Many doctors rely on the Pap smear to draw women in for annual visits, White said. Medical guidelines say Paps should be given every three years if the HPV test detects nothing wrong, which could lead some patients to skip the recommended yearly exam. It also takes more time out of an appointment to explain what HPV and the test are.
"It adds to the complications," White said. "It's very challenging to get people to change."
Other professionals, however, aren't convinced the test is necessary in every instance for which it's approved.
On its Web site, the Abramson Cancer Center at the University of Pennsylvania points out that the HPV test "isn't perfect" because most women who test positive will never develop cervical cancer, and positive tests often lead to uncomfortable and expensive follow-ups.
And Johns Hopkins doctors only run the test after an abnormal Pap smear regardless of a woman's age.
"If a patient comes to us having read all the ads in the magazines, I usually tell them that if their Pap smear is normal and HPV Test is positive, we're not going to act on that anyway because there's been no changes to the cells," said Dr. Wen Shen, an assistant professor at the Johns Hopkins University Medical School.
Shen said the test has value in helping determine when cervical cell changes aren't harmful, like those associated with menopause.
Dr. Kimberly Dever, a Boston obstetrician and gynecologist, however, has been offering the HPV test as a primary screening tool in women 30 and older for more than two years. She said it took some time to incorporate, but it has been worth it: The test has found dangerous HPV strains in three of her patients who had normal Pap smear results.
Two of the women had significant changes to cervical cells, which Dever was able to remove before they turned cancerous.
"Without the positive HPV test, with just normal Paps, I would have said come back next year," Dever said.
Dever is now part of a speakers bureau organized by the test's maker and is paid for her appearances. The company has lobbied hundreds of people and organizations in an effort to boost its business.

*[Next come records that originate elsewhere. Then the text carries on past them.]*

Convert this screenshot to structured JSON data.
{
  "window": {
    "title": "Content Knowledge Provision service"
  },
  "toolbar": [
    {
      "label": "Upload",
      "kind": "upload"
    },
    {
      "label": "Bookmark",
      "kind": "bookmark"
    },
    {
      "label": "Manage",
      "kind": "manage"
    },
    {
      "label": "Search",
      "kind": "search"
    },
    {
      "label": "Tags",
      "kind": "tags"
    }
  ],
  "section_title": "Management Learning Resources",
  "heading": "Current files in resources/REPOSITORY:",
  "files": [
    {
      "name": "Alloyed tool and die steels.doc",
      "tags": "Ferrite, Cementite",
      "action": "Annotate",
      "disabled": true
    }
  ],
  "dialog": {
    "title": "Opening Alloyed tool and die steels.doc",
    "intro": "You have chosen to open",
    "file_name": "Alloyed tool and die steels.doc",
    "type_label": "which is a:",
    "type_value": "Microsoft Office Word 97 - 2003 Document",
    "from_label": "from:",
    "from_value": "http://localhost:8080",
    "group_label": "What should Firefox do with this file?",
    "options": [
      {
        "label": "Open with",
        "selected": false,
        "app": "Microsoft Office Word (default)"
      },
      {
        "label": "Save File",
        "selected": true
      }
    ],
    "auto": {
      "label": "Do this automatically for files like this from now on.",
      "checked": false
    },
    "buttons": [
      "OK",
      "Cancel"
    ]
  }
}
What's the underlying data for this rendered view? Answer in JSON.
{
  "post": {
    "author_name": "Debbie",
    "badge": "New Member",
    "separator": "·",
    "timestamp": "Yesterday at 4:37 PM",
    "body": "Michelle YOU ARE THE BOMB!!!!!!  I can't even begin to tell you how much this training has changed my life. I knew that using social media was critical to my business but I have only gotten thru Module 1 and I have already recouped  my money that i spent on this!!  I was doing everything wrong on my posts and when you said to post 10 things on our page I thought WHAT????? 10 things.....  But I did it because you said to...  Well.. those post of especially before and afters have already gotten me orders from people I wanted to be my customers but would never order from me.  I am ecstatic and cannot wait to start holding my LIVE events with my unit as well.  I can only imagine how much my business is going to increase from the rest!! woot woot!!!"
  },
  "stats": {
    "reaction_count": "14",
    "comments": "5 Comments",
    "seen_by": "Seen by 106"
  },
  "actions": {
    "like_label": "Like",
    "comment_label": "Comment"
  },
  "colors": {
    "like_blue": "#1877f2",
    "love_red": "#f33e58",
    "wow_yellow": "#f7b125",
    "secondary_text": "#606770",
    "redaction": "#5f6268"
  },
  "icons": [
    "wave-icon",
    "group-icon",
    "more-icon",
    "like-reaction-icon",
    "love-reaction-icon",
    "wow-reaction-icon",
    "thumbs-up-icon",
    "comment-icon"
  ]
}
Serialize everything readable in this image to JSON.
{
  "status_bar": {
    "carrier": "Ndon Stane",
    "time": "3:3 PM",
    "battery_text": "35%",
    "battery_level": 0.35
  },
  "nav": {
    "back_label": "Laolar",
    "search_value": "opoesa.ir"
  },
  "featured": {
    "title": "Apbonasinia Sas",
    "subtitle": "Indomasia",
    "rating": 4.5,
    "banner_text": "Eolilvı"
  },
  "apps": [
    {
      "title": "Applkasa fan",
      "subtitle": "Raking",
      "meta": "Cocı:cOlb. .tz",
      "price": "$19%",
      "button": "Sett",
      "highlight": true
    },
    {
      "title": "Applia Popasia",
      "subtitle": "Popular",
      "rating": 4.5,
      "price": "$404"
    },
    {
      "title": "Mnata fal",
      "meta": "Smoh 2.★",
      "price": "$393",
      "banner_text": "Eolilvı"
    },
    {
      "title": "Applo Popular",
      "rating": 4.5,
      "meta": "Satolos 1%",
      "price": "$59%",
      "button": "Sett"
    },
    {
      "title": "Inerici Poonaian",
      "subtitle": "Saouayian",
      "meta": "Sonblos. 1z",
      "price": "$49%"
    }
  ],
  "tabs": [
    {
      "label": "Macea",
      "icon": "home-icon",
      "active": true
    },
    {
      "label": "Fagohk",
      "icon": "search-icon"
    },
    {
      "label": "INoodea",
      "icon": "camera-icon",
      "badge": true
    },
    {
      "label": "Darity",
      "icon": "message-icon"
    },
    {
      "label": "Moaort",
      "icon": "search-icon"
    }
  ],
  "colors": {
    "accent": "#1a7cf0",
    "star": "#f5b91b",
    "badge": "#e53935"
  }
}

Since the test's initial approval in 2000, Digene has been able to get the major insurance companies to cover the cost of the test and its lab work (about $50), which is also required by law in six states, including Maryland. Similar legislation is under consideration in three other states.
Digene has 70 salespeople blanketing the country to educate doctors about the test, which has won the praise of professional medical societies and has no competitors. Yet its test, which had U.S. sales last year of $111.7 million, still has a ways to go before reaching its potential.
The company estimates that the test is appropriate for about 35 million U.S. women each year. During fiscal year 2006, which ended in June, about 6.65 million - or 19 percent of those meeting the test's criteria - took it.
Grass roots education efforts are working to increase that percentage.
In 2001, when she was 25, Tamika Felder was diagnosed with advanced cervical cancer, though earlier Pap tests had come back normal. She lost her uterus because of it and endured chemotherapy and radiation.
Since then, the 31-year-old television producer, who lives in Upper Marlboro, has launched a nonprofit foundation to raise awareness about cervical cancer and its link to HPV (online at www.tamikaandfriends.org), in part through free, do-it-yourself HPV parties held across the country. They're sort of the sex-education version of Tupperware bashes, except safety is the only thing being sold.
And this month, she and musician activist Christine Baze launched the "Say Something" campaign and Web site (www.say-something.org) urging women to spread the word about cervical cancer and its causes. Both women have received grants from Digene to fund their efforts.
"We need to tell more people about [HPV] ... but not scare them," Felder said. "[We want women] to be proactive about their health."